TASK DIRECTIONS:
Gather all lines in the records below that include the word "Position".

STORED DATA:
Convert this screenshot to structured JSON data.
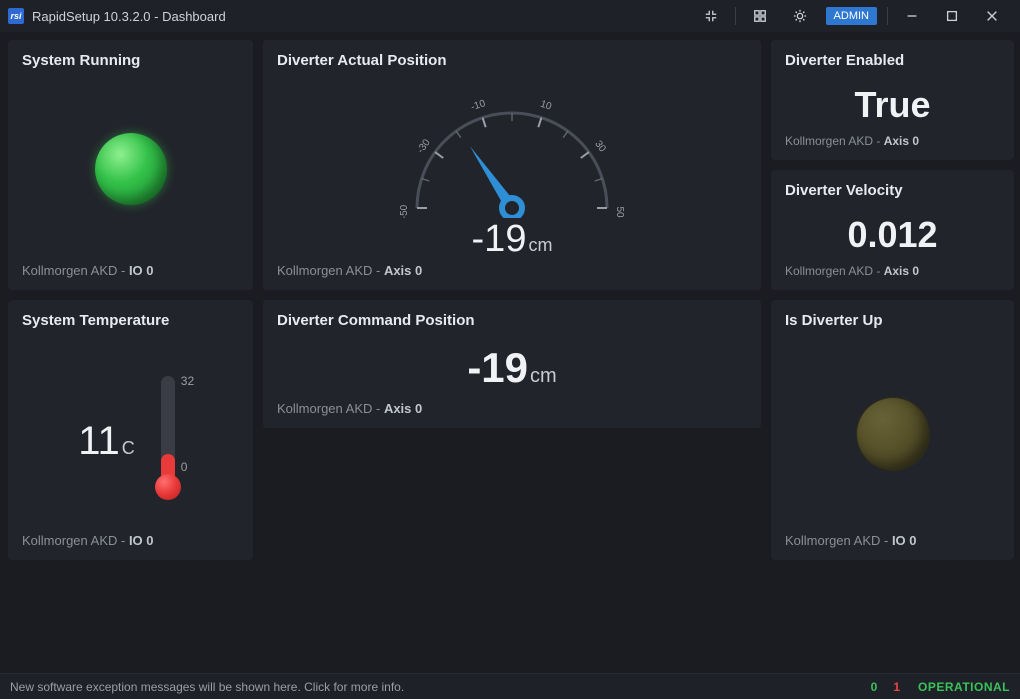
{
  "window": {
    "logo_text": "rsi",
    "title": "RapidSetup 10.3.2.0 - Dashboard",
    "admin_badge": "ADMIN"
  },
  "cards": {
    "system_running": {
      "title": "System Running",
      "led_on": true,
      "footer_prefix": "Kollmorgen AKD - ",
      "footer_strong": "IO 0"
    },
    "diverter_actual": {
      "title": "Diverter Actual Position",
      "value": "-19",
      "unit": "cm",
      "gauge_ticks": [
        "-50",
        "-30",
        "-10",
        "10",
        "30",
        "50"
      ],
      "gauge_min": -50,
      "gauge_max": 50,
      "footer_prefix": "Kollmorgen AKD - ",
      "footer_strong": "Axis 0"
    },
    "diverter_enabled": {
      "title": "Diverter Enabled",
      "value": "True",
      "footer_prefix": "Kollmorgen AKD - ",
      "footer_strong": "Axis 0"
    },
    "diverter_velocity": {
      "title": "Diverter Velocity",
      "value": "0.012",
      "footer_prefix": "Kollmorgen AKD - ",
      "footer_strong": "Axis 0"
    },
    "system_temp": {
      "title": "System Temperature",
      "value": "11",
      "unit": "C",
      "scale_hi": "32",
      "scale_lo": "0",
      "footer_prefix": "Kollmorgen AKD - ",
      "footer_strong": "IO 0"
    },
    "diverter_cmd": {
      "title": "Diverter Command Position",
      "value": "-19",
      "unit": "cm",
      "footer_prefix": "Kollmorgen AKD - ",
      "footer_strong": "Axis 0"
    },
    "is_diverter_up": {
      "title": "Is Diverter Up",
      "led_on": false,
      "footer_prefix": "Kollmorgen AKD - ",
      "footer_strong": "IO 0"
    }
  },
  "statusbar": {
    "message": "New software exception messages will be shown here. Click for more info.",
    "count_ok": "0",
    "count_err": "1",
    "state": "OPERATIONAL"
  },
  "chart_data": {
    "type": "gauge",
    "title": "Diverter Actual Position",
    "min": -50,
    "max": 50,
    "value": -19,
    "unit": "cm",
    "ticks": [
      -50,
      -30,
      -10,
      10,
      30,
      50
    ]
  }
}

YOUR RESPONSE:
      "title": "Diverter Actual Position",
      "title": "Diverter Command Position",
    "title": "Diverter Actual Position",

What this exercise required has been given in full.